BEGIN Data provided

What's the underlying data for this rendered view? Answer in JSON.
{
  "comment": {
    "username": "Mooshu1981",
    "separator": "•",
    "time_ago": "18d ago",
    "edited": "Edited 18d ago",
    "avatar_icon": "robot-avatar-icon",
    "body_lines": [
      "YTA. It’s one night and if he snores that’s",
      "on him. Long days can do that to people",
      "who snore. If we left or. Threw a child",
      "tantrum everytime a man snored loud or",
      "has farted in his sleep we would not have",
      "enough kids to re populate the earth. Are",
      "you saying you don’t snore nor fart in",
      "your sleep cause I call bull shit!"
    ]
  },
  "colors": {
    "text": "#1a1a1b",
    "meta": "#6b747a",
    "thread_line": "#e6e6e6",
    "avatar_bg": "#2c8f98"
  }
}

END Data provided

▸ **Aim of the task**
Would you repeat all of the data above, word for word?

▸ **Answer below**
What's the underlying data for this rendered view? Answer in JSON.
{
  "comment": {
    "username": "Mooshu1981",
    "separator": "•",
    "time_ago": "18d ago",
    "edited": "Edited 18d ago",
    "avatar_icon": "robot-avatar-icon",
    "body_lines": [
      "YTA. It’s one night and if he snores that’s",
      "on him. Long days can do that to people",
      "who snore. If we left or. Threw a child",
      "tantrum everytime a man snored loud or",
      "has farted in his sleep we would not have",
      "enough kids to re populate the earth. Are",
      "you saying you don’t snore nor fart in",
      "your sleep cause I call bull shit!"
    ]
  },
  "colors": {
    "text": "#1a1a1b",
    "meta": "#6b747a",
    "thread_line": "#e6e6e6",
    "avatar_bg": "#2c8f98"
  }
}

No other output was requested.